Exercise instructions:
Every line in the records below that holds "controllers" must be identified and copied.

── Data provided ──

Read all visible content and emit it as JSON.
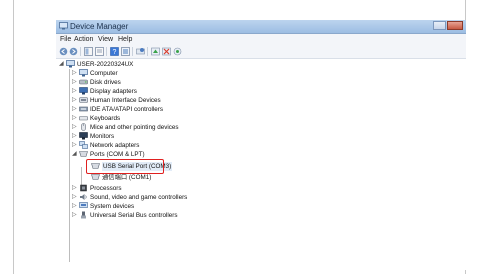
{
  "window": {
    "title": "Device Manager"
  },
  "menubar": {
    "items": [
      "File",
      "Action",
      "View",
      "Help"
    ]
  },
  "toolbar": {
    "icons": [
      "back-icon",
      "forward-icon",
      "show-hide-tree-icon",
      "properties-icon",
      "help-icon",
      "refresh-icon",
      "scan-hardware-icon",
      "update-driver-icon",
      "disable-icon",
      "uninstall-icon"
    ]
  },
  "tree": {
    "root": "USER-20220324UX",
    "categories": [
      "Computer",
      "Disk drives",
      "Display adapters",
      "Human Interface Devices",
      "IDE ATA/ATAPI controllers",
      "Keyboards",
      "Mice and other pointing devices",
      "Monitors",
      "Network adapters",
      "Ports (COM & LPT)",
      "Processors",
      "Sound, video and game controllers",
      "System devices",
      "Universal Serial Bus controllers"
    ],
    "ports_children": [
      "USB Serial Port (COM3)",
      "通信端口 (COM1)"
    ]
  },
  "colors": {
    "highlight": "#e02020",
    "titlebar": "#9cbde3"
  }
}
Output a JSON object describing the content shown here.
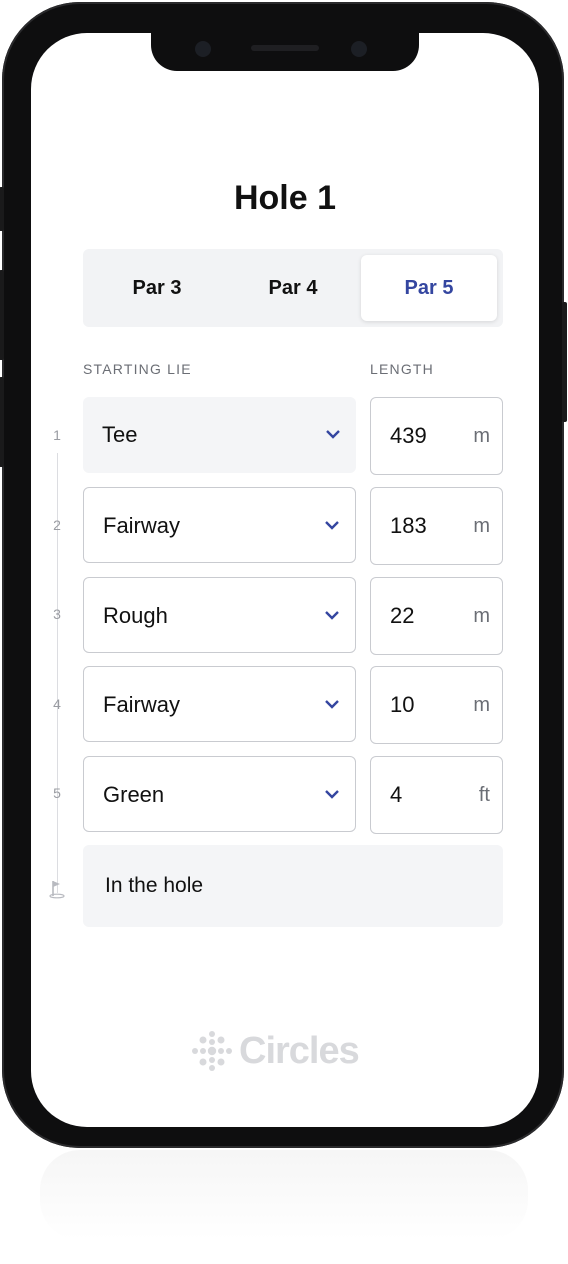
{
  "screen": {
    "title": "Hole 1",
    "par_options": [
      {
        "label": "Par 3",
        "selected": false
      },
      {
        "label": "Par 4",
        "selected": false
      },
      {
        "label": "Par 5",
        "selected": true
      }
    ],
    "columns": {
      "starting_lie": "STARTING LIE",
      "length": "LENGTH"
    },
    "shots": [
      {
        "num": "1",
        "lie": "Tee",
        "length": "439",
        "unit": "m"
      },
      {
        "num": "2",
        "lie": "Fairway",
        "length": "183",
        "unit": "m"
      },
      {
        "num": "3",
        "lie": "Rough",
        "length": "22",
        "unit": "m"
      },
      {
        "num": "4",
        "lie": "Fairway",
        "length": "10",
        "unit": "m"
      },
      {
        "num": "5",
        "lie": "Green",
        "length": "4",
        "unit": "ft"
      }
    ],
    "final": {
      "label": "In the hole",
      "icon": "flag-icon"
    }
  },
  "branding": {
    "logo_text": "Circles"
  },
  "colors": {
    "accent": "#3446a0",
    "muted": "#6b6e75",
    "field_bg": "#f4f5f7"
  }
}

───

Exercise solution:
      "IDE ATA/ATAPI controllers",
      "Sound, video and game controllers",
      "Universal Serial Bus controllers"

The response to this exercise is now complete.